Conserving the Nature of America
Press Release
Fish and Wildlife Service Partners with Rosalynn Carter Butterfly Trail to Save the Monarch Butterfly

June 15, 2015

Contact:

Division of Public Affairs
External Affairs
Telephone: 703-358-2220
Website: https://www.fws.gov/external-affairs/public-affairs/


A monarch butterfly on a purple plant with bright colors in the background.

A Monarch butterfly on lavender. Credit: Christine Lisiewski.
Higher Quality Version of Image

PLAINS, Georgia – The Monarch butterfly got a boost today.

As part of a broad, national effort to conserve habitat for the declining Monarch butterfly, the U.S. Fish and Wildlife Service is joining forces with former President Jimmy Carter and Rosalynn Carter and investing $130,000 to expand the Rosalynn Carter Butterfly Trail.

The Service’s Southeast Regional Director Cindy Dohner announced the partnership to restore important habitat for the butterfly at a monarch conservation workshop attended by educators from around Georgia. 

The Service’s investment in the Rosalynn Carter Butterfly Trail will add 100 sites along the monarch’s migration routes, and the pollinator gardens resulting from this partnership will assure new monarch habitat in schools, parks, and urban centers throughout the Southeast. 

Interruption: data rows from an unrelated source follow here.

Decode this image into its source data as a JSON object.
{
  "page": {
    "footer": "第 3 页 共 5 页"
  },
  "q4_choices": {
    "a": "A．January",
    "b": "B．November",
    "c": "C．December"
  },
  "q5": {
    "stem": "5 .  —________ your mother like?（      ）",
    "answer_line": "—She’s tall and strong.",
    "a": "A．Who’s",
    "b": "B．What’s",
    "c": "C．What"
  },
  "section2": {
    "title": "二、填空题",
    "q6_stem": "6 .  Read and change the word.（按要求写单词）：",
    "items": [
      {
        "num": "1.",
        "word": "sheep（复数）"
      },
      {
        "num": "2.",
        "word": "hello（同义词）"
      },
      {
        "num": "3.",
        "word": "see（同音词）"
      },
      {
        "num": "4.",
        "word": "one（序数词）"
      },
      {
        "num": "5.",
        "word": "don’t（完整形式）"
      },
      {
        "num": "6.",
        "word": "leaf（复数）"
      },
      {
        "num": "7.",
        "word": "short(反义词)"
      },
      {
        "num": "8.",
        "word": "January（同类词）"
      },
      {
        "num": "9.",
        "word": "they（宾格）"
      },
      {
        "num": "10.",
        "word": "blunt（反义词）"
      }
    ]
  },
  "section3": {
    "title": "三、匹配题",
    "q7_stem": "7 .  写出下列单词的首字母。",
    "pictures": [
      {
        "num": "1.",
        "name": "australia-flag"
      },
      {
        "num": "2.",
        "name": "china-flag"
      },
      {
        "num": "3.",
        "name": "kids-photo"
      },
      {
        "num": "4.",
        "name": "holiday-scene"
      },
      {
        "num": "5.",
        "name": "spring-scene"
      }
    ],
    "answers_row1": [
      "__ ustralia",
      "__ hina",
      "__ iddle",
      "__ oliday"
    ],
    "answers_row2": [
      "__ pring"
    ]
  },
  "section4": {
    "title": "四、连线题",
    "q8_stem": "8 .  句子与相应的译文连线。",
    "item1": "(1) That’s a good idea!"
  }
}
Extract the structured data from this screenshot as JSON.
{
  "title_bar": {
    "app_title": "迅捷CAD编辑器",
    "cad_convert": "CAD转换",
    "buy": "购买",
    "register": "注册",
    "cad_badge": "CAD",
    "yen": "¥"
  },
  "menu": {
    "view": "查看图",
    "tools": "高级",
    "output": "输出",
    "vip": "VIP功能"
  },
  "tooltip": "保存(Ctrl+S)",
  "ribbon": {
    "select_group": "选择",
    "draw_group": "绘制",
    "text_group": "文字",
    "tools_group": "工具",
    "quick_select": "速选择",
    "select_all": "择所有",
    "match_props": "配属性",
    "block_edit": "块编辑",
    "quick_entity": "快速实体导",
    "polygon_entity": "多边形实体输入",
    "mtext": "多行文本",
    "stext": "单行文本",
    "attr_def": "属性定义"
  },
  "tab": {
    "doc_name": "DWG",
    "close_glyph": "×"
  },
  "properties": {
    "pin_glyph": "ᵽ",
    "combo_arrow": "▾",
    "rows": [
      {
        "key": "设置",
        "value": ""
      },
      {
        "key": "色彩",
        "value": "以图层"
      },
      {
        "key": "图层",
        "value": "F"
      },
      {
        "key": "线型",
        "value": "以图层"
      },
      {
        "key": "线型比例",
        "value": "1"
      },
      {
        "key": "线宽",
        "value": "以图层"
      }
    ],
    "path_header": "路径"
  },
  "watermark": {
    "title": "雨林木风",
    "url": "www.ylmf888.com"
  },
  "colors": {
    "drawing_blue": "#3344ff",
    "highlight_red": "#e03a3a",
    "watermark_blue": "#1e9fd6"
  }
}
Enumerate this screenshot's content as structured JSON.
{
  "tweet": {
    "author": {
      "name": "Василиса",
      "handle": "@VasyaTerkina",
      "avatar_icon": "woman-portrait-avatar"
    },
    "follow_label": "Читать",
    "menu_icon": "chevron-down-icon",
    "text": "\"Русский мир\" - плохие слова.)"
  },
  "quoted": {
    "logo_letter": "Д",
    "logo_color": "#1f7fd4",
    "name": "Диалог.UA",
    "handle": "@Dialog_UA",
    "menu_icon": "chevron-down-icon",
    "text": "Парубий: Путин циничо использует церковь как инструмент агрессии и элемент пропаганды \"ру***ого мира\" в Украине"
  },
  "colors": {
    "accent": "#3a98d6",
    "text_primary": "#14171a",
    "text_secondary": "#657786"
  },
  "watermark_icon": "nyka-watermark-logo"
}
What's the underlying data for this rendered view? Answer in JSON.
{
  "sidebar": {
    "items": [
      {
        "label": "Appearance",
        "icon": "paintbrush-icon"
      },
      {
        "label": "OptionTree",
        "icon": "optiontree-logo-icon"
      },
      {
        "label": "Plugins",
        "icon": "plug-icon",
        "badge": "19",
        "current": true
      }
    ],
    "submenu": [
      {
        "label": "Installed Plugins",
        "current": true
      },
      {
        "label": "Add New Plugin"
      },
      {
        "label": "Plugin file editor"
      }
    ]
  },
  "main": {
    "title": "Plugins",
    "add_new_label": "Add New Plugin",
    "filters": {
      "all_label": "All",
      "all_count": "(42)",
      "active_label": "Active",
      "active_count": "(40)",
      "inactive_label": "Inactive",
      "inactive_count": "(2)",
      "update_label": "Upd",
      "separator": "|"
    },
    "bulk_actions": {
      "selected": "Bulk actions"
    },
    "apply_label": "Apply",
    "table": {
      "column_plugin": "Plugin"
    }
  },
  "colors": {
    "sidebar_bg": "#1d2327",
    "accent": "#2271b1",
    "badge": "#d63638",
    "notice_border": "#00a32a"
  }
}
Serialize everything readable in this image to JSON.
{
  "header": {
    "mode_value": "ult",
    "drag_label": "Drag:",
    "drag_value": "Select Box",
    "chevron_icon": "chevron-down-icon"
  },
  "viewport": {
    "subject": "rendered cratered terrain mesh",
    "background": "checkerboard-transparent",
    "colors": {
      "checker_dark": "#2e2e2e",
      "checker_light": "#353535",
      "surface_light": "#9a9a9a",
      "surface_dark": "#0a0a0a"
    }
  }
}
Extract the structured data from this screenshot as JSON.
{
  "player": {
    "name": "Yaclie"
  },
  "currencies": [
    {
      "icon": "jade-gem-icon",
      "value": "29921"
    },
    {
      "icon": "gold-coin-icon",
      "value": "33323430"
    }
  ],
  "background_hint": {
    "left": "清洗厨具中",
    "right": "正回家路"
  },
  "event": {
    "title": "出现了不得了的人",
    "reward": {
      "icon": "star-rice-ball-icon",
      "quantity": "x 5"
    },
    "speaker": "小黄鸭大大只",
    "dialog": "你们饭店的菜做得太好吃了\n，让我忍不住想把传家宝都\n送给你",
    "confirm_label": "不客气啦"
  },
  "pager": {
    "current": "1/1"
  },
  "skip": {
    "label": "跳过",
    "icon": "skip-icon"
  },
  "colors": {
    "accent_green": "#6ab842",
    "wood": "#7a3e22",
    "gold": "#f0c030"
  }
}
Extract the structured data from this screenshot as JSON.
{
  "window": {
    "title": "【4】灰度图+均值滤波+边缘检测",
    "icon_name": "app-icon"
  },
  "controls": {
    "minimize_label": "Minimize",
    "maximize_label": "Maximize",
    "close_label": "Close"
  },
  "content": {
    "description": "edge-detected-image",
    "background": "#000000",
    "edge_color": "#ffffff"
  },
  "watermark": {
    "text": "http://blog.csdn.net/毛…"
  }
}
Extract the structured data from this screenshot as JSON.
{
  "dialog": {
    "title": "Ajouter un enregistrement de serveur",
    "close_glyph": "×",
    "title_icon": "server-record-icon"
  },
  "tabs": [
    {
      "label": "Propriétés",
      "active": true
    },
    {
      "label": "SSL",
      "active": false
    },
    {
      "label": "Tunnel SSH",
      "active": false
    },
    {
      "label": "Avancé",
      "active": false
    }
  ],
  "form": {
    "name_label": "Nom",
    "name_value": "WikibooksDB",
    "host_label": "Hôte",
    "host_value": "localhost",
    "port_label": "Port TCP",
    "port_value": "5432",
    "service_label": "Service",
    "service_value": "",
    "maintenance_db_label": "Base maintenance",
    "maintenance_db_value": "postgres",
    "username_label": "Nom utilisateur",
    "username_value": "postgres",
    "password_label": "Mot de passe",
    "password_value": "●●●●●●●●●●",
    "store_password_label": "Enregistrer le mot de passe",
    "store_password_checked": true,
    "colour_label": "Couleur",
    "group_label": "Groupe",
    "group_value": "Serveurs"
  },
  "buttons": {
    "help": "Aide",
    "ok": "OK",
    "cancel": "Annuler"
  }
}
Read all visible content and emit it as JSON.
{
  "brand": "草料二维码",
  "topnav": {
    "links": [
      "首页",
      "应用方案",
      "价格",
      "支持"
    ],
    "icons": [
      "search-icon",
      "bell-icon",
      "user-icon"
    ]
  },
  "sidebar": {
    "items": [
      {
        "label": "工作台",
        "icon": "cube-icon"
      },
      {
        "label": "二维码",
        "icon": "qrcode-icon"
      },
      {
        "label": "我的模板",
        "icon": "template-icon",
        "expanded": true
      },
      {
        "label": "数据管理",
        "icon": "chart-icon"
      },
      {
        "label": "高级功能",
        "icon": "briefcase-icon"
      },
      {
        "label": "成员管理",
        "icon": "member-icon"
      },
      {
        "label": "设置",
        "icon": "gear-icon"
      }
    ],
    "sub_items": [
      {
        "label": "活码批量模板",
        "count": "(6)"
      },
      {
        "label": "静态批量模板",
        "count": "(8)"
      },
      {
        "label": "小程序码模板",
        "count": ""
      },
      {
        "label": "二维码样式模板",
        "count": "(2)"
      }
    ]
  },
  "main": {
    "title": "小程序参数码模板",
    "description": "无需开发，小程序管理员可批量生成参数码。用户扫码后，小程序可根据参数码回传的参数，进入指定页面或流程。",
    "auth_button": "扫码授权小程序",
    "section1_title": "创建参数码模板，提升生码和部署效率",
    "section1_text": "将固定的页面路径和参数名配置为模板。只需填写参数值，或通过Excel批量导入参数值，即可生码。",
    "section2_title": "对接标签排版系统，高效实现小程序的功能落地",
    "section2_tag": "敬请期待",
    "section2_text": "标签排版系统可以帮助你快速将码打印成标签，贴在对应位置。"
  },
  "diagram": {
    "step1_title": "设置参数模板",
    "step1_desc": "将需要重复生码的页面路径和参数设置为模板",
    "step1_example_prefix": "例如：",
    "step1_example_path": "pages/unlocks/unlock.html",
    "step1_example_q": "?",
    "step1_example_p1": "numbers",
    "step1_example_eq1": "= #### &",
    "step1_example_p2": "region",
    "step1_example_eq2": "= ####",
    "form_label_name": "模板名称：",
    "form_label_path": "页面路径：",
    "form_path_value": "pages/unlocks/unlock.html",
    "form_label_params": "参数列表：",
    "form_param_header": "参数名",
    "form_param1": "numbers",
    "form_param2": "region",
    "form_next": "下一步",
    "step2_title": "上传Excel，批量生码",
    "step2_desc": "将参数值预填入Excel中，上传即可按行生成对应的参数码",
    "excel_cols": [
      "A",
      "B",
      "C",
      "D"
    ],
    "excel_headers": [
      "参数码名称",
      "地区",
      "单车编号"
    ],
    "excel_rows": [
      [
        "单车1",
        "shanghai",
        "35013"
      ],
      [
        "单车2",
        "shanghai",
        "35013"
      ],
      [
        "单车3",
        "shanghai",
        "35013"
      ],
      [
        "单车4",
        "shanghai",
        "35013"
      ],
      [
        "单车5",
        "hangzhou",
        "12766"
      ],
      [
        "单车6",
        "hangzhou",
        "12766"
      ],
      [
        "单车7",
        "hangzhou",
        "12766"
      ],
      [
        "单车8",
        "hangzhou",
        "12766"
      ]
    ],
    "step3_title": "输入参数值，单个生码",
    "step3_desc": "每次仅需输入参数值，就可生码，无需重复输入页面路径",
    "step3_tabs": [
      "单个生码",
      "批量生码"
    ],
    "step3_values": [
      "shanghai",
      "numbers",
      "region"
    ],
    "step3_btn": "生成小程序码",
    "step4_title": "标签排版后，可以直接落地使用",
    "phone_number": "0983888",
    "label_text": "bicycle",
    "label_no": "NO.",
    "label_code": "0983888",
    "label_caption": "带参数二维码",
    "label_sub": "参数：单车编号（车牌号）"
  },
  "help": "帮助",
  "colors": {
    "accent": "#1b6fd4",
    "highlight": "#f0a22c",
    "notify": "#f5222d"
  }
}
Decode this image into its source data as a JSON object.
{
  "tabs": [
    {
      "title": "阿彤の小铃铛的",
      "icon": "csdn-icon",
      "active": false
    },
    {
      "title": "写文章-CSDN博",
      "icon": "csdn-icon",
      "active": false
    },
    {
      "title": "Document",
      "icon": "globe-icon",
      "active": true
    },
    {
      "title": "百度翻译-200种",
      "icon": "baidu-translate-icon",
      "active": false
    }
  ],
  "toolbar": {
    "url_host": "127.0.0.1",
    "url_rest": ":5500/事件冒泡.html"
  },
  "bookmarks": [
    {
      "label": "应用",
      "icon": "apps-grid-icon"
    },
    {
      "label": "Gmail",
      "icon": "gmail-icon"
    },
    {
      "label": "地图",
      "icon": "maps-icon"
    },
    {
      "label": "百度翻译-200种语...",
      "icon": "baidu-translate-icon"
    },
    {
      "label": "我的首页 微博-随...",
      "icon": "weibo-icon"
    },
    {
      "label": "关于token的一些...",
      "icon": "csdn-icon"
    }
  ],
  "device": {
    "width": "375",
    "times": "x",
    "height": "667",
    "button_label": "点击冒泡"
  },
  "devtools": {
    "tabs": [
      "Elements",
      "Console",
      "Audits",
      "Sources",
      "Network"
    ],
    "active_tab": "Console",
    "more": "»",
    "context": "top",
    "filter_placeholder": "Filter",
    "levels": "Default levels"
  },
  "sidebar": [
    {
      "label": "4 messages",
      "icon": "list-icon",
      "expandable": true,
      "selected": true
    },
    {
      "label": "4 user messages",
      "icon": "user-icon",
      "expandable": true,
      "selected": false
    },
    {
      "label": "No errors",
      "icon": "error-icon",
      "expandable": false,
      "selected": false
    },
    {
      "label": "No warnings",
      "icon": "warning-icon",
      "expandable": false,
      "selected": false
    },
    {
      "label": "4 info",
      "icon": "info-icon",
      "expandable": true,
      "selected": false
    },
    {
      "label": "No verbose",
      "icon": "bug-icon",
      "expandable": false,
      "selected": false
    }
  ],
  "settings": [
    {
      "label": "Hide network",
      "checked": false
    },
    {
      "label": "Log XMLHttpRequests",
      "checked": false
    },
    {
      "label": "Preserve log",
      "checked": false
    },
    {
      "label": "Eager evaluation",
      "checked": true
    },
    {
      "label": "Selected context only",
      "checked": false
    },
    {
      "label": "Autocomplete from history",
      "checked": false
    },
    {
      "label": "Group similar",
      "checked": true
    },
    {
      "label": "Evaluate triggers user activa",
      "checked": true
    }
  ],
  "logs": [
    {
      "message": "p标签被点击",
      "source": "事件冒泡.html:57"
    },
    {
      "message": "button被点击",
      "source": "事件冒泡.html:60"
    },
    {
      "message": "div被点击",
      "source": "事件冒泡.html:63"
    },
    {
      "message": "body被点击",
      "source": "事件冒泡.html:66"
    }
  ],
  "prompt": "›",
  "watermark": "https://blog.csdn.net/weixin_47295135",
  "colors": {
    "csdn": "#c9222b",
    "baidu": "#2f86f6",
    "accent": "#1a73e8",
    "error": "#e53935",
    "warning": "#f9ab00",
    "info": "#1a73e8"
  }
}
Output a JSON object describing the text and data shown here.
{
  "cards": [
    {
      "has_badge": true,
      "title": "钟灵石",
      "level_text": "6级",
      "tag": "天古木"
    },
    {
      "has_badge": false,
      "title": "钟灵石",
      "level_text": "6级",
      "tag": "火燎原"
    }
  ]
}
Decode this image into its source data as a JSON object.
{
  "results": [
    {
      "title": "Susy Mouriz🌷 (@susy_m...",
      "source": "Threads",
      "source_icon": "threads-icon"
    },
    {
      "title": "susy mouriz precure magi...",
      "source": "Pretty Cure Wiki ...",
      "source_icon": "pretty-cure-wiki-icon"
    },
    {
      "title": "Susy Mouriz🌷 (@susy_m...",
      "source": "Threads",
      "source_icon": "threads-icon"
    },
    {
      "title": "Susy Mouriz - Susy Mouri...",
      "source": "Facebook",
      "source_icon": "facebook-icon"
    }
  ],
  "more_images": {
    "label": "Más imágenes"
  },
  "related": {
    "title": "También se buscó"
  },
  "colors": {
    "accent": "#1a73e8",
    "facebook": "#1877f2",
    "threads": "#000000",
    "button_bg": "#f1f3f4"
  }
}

While monarchs are found across the United States — as recently as 1996 numbering some 1 billion — their numbers have declined by about 90 percent in recent years, a result of numerous threats, particularly the loss of habitat and mortality resulting from pesticide use.  Native milkweed, the monarch caterpillar’s sole food source, has been eradicated or severely degraded in many areas across the United States in recent years.  The accelerated conversion of the continent’s native short and tallgrass prairie habitat to crop production has also had an adverse impact on the monarch.

“We can help the monarch butterfly if we act quickly and together,” Dohner said.  “That’s why I’m excited to work with President and Mrs. Carter to expand the Rosalynn Carter Butterfly Trail.  Together we will create oases for monarchs in communities across the Southeast and build on efforts occurring across the country.”

The investment in the Rosalynn Carter Butterfly Trail is part of the Service’s cooperative effort to build a network of diverse conservation partners and stakeholders to protect and restore important monarch habitat, while also reaching out to Americans of all ages who can play a central role.  In addition to creating pollinator gardens, the Service and the Rosalynn Carter Butterfly Trail are working together and with other conservation partners in Georgia to conduct teacher workshops that will help to bring monarch conservation to both classrooms and school yards.  

The Rosalynn Carter Butterfly Trail, established in April 2013, raises awareness of the monarch’s plight and encourages the conservation of butterflies and their habitats.  Most of the trail’s 112 sites are located in Georgia.  Additional sites are found throughout the United States as well as in Canada and Japan.  Public and private butterfly gardens may join the Rosalynn Carter Butterfly Trail by visiting www.jimmycarter.info/CarterButterflyTrail.htm.   

The monarch is perhaps the best-known butterfly species in the United States.  Every year it undertakes one of the world’s most remarkable migrations, traveling thousands of miles from Mexico, across the United States, to Canada.

Spectacular as it is, protecting the monarch is not just about saving one species.  The monarch serves as an indicator of the health of pollinators and the American landscape.  Monarch declines are symptomatic of environmental problems that pose risks to our food supply, the spectacular natural places that help define our national identity, and our own health.  Conserving and connecting habitat for monarchs will benefit other plants, animals and important insect and avian pollinators.

For more information about the Service’s efforts to save the monarch butterfly, please visit www.fws.gov/savethemonarch/.

The U.S. Fish and Wildlife Service is the principal federal agency responsible for conserving, protecting and enhancing fish, wildlife and plants and their habitats for the continuing benefit of the American people. For more information on our work and the people who make it happen, visit www.fws.gov/southeast.  Connect with us on Facebook at www.facebook.com/usfwssoutheast, follow our tweets at www.twitter.com/usfwssoutheast, watch our YouTube Channel at http://www.youtube.com/usfws, and download photos from our Flickr page at http://www.flickr.com/photos/usfwssoutheast.

Information contained in older news items may be outdated. These materials are made available as historical archival information only. Individual contacts have been replaced with general External Affairs office information. No other updates have been made to the information and we do not guarantee current accuracy or completeness.


The mission of the U.S. Fish and Wildlife Service is working with others to conserve, protect, and enhance fish, wildlife, plants, and their habitats for the continuing benefit of the American people. We are both a leader and trusted partner in fish and wildlife conservation, known for our scientific excellence, stewardship of lands and natural resources, dedicated professionals, and commitment to public service. For more information on our work and the people who make it happen, visit www.fws.gov.

For more information on our work and the people who make it happen, visit http://www.fws.gov/. Connect with our Facebook page, follow our tweets, watch our YouTube Channel and download photos from our Flickr page.